It’s a sort-of catch-22. To be published, I need to already have a market, but I can’t grow a market unless I’m published. Frustrating? You bet. For the editor, it means she has to turn down a book she believes in, a book she wants. For readers, it means that the circle of books made available will grow smaller and smaller if the chief criteria is whether or not the author is already popular. For me as the writer, it’s maddening to know there’s little I can do to remedy the situation. A manuscript issue would be easy to fix, but this?

Can I build a following? Theoretically, sure. (See the catch-22 above.) Problem is, I have difficulty blogging or tweeting just to hear myself talk. I’m no good with idle chit-chat. I’m weak in marketing know-how, I admit, but willing to learn if someone will give me the chance. This book is my baby, and I’m ready to work my butt off to see it succeed.

The frustration of being told my book was good, but … (the second time this has  happened to me), made me wonder why I bother; why I persist in the face of what often seems insurmountable odds. The truth is, I keep going because I’m stubborn. And because I’m tired of being told what I can and can’t have.

But the biggest reason is because I was born a writer. It’s who I am, and what I do. To not write would be to commit suicide of the soul.

There are no guarantees, but I’ll take the odds. I can do no less.


Apparently it wasn’t enough that I’ve been battling “le crud” for nearly three weeks. The universe also felt it necessary to shoot three more book rejections across my bow, plus a short story rejection.

On the other hand, I was guest blogger on Jeanne Melanson’s “Animal Bliss,” writing about our recent experience with canine epilepsy, and received this most welcome  note from her:

“Hey Melissa!

Your Canine Epilepsy post was included in a “Favorite Dog Articles of the Week” roundup post on Puppy Leaks (.com). Your post is mentioned in one of the blog comments as well.

Bravo, girl! Oh, how fun.



And, as a response to the rejections, that short story has gone out this morning to another magazine. Never say die.


I’ve been laying a bit low these past couple of weeks. You’re familiar with the drill: the hoopla of Thanksgiving leading to the crest of the hill you barrel down until you smack into Christmas like the landlady in Kung Fu Hustle sailing into the billboard. (Click the link; you’ll see what I mean.)

Add to this that I’ve been a bit tense … anticipatory, really … because the proposal for The Man Who Loved Elephants had gone out to a few editors before the Christmas publishing holidays.
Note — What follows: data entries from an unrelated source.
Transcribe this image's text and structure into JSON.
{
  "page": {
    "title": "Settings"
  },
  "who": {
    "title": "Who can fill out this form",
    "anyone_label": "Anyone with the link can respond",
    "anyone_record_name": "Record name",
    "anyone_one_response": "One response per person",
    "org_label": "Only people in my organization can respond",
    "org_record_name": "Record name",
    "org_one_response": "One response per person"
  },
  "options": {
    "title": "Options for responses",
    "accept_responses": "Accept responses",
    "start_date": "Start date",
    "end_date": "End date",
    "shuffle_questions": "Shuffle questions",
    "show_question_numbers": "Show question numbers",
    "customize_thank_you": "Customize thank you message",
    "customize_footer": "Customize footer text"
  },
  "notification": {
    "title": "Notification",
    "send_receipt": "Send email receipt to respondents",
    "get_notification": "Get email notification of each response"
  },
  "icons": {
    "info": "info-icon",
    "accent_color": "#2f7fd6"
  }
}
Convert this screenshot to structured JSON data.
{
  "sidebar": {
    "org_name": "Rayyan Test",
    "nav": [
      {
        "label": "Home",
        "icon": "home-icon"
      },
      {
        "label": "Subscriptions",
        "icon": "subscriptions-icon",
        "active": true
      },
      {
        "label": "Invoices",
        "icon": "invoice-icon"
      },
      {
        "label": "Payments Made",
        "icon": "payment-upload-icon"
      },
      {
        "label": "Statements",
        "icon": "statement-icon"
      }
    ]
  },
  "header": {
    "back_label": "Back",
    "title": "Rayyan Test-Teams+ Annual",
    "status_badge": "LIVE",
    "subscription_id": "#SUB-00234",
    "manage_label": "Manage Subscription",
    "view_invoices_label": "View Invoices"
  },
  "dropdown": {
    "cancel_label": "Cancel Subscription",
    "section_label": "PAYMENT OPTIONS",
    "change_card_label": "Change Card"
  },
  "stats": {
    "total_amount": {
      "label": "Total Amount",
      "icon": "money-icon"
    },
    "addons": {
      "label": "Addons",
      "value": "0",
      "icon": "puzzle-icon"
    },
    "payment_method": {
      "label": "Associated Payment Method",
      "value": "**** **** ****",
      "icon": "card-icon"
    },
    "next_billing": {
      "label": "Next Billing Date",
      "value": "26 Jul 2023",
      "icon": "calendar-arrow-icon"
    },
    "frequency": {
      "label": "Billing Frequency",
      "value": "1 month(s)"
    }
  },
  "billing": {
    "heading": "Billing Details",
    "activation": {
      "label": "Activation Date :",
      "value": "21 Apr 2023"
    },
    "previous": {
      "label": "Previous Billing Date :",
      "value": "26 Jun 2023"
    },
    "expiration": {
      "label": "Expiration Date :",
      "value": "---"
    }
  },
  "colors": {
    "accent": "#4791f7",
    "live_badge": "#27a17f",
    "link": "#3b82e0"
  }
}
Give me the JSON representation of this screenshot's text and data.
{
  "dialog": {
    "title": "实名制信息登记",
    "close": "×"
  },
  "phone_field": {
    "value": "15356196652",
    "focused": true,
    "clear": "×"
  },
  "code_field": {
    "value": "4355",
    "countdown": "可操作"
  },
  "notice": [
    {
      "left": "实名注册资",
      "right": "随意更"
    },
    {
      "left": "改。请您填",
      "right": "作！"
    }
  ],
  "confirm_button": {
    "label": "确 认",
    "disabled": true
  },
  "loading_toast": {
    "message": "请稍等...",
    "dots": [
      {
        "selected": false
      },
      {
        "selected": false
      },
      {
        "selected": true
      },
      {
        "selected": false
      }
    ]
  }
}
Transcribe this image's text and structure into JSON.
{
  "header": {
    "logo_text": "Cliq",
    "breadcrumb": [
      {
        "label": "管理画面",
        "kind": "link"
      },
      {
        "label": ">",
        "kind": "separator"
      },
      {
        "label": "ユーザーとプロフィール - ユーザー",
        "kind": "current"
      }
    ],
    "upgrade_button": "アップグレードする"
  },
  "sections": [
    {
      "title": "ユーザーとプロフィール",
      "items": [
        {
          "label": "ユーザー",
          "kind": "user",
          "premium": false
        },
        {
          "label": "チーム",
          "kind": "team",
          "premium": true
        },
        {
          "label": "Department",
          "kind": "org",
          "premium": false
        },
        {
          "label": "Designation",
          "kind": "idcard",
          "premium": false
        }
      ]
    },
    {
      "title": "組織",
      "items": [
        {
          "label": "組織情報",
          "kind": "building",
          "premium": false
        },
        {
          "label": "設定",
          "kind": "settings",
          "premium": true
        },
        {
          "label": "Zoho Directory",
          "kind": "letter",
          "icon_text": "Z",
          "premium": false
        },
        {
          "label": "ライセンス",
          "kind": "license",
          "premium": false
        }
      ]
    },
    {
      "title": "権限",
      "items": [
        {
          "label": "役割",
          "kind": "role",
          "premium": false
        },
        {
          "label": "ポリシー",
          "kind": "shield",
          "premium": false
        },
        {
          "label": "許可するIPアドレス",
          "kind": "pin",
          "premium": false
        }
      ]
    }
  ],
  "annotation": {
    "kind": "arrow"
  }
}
I feel strongly about the quality of this book and its historical value, as well as its hopeful look at the future of elephant conservation.

So far, the editors haven’t agreed with me.

I’ve been writing long enough that I take criticism and rejection on the chin most days. You can’t be an artist or performer of any kind and maintain a fragile ego. The two just don’t go together. Still, receiving five rejections in a single day was a bit … disappointing.

These were not “thanks, but no thanks” rejections. The editors took time to write out their thoughts about the book and give actual reasons for turning it down. This is a courtesy I truly appreciate, though it didn’t make the sting any less.

I’ll be honest – I cried. For about fifteen seconds. Then I heard THAT VOICE rising from the back of my brain. You know the one, the monkey-mind that snatches opportunities like this one to remind you of how worthless you are. I heard her start to open her big mouth, and I said, “Phyllis, shut the hell up.” (Well, I didn’t say hell … And, yes, I’ve given my deprecating inner voice a name so that when I tell her to can it, she knows I’m speaking to her.  It works.) (And, yes, if you want details as to why I’ve done something that on the surface probably sounds wonky, shoot me a message and I’ll tell you.)

Anyway, she did as I asked. And in that silence, I heard myself say, “Screw them.” (No, I didn’t say screw, either). “I’m not giving up.” I gave myself permission to feel my bruises, and then I went to bed. I slept soundly and woke the next morning to plunk myself back at the computer because THAT, dear friends, is what it’s all about.